→ **About this exercise**
Retype every entry in its entirety, without alteration.

→ **Entries shown**
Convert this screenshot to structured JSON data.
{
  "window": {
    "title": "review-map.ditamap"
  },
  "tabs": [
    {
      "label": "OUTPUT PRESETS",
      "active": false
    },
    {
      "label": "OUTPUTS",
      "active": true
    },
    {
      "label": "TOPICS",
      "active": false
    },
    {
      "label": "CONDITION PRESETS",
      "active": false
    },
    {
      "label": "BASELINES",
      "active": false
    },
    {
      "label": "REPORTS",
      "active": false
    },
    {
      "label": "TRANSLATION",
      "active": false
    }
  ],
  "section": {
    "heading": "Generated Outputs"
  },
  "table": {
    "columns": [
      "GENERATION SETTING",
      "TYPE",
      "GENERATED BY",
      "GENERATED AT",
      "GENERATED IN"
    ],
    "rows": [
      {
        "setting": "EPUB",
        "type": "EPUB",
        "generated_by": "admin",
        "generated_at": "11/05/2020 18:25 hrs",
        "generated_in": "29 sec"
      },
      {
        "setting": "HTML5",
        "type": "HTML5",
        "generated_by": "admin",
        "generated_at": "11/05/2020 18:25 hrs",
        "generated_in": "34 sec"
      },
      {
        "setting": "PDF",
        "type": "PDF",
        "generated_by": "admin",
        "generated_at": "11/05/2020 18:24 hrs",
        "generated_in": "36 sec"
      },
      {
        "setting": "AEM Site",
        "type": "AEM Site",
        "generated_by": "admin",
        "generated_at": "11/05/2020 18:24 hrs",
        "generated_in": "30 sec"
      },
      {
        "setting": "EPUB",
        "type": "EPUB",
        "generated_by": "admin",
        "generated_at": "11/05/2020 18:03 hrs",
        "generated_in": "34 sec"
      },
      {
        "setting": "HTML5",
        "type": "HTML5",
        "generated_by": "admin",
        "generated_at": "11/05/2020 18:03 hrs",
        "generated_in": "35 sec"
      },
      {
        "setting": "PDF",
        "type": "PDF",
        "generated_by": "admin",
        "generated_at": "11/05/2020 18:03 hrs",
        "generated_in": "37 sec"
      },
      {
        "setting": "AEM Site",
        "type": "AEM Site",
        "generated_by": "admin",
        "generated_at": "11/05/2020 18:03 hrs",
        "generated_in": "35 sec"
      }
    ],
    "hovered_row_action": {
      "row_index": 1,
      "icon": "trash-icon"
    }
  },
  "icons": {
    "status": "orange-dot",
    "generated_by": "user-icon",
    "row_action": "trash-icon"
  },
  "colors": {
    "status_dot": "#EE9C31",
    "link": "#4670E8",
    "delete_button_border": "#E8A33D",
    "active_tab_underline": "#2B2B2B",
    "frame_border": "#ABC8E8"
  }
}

→ **Solution below**
Convert this screenshot to structured JSON data.
{
  "window": {
    "title": "review-map.ditamap"
  },
  "tabs": [
    {
      "label": "OUTPUT PRESETS",
      "active": false
    },
    {
      "label": "OUTPUTS",
      "active": true
    },
    {
      "label": "TOPICS",
      "active": false
    },
    {
      "label": "CONDITION PRESETS",
      "active": false
    },
    {
      "label": "BASELINES",
      "active": false
    },
    {
      "label": "REPORTS",
      "active": false
    },
    {
      "label": "TRANSLATION",
      "active": false
    }
  ],
  "section": {
    "heading": "Generated Outputs"
  },
  "table": {
    "columns": [
      "GENERATION SETTING",
      "TYPE",
      "GENERATED BY",
      "GENERATED AT",
      "GENERATED IN"
    ],
    "rows": [
      {
        "setting": "EPUB",
        "type": "EPUB",
        "generated_by": "admin",
        "generated_at": "11/05/2020 18:25 hrs",
        "generated_in": "29 sec"
      },
      {
        "setting": "HTML5",
        "type": "HTML5",
        "generated_by": "admin",
        "generated_at": "11/05/2020 18:25 hrs",
        "generated_in": "34 sec"
      },
      {
        "setting": "PDF",
        "type": "PDF",
        "generated_by": "admin",
        "generated_at": "11/05/2020 18:24 hrs",
        "generated_in": "36 sec"
      },
      {
        "setting": "AEM Site",
        "type": "AEM Site",
        "generated_by": "admin",
        "generated_at": "11/05/2020 18:24 hrs",
        "generated_in": "30 sec"
      },
      {
        "setting": "EPUB",
        "type": "EPUB",
        "generated_by": "admin",
        "generated_at": "11/05/2020 18:03 hrs",
        "generated_in": "34 sec"
      },
      {
        "setting": "HTML5",
        "type": "HTML5",
        "generated_by": "admin",
        "generated_at": "11/05/2020 18:03 hrs",
        "generated_in": "35 sec"
      },
      {
        "setting": "PDF",
        "type": "PDF",
        "generated_by": "admin",
        "generated_at": "11/05/2020 18:03 hrs",
        "generated_in": "37 sec"
      },
      {
        "setting": "AEM Site",
        "type": "AEM Site",
        "generated_by": "admin",
        "generated_at": "11/05/2020 18:03 hrs",
        "generated_in": "35 sec"
      }
    ],
    "hovered_row_action": {
      "row_index": 1,
      "icon": "trash-icon"
    }
  },
  "icons": {
    "status": "orange-dot",
    "generated_by": "user-icon",
    "row_action": "trash-icon"
  },
  "colors": {
    "status_dot": "#EE9C31",
    "link": "#4670E8",
    "delete_button_border": "#E8A33D",
    "active_tab_underline": "#2B2B2B",
    "frame_border": "#ABC8E8"
  }
}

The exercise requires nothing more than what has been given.